══ Data provided ══

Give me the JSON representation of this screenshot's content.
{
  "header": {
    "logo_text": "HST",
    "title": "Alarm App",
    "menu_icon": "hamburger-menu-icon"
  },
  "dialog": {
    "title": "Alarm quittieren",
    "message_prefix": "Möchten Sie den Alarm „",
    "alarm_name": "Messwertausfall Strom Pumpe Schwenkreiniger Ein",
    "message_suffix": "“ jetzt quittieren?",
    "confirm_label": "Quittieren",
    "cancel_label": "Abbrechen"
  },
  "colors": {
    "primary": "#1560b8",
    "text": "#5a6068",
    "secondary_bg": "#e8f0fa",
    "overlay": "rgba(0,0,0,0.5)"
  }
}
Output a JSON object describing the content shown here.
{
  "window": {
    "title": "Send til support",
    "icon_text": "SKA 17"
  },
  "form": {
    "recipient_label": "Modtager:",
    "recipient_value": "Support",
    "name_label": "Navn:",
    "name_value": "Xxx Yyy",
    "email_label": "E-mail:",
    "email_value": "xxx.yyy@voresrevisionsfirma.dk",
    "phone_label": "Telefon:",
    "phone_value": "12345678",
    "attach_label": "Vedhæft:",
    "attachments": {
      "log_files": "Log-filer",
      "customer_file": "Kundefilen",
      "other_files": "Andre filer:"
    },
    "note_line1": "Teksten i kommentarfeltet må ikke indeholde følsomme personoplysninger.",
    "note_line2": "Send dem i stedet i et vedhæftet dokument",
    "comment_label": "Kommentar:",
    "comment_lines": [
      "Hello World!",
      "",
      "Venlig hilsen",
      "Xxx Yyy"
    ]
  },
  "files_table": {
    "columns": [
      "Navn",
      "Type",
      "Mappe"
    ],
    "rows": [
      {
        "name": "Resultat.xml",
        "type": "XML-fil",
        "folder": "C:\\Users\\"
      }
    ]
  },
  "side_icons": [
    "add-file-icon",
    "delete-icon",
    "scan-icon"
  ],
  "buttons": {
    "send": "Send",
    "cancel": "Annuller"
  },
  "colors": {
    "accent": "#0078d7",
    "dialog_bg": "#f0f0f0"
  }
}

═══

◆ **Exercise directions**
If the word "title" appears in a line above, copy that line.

◆ **Response**
    "title": "Alarm App",
    "title": "Alarm quittieren",
    "title": "Send til support",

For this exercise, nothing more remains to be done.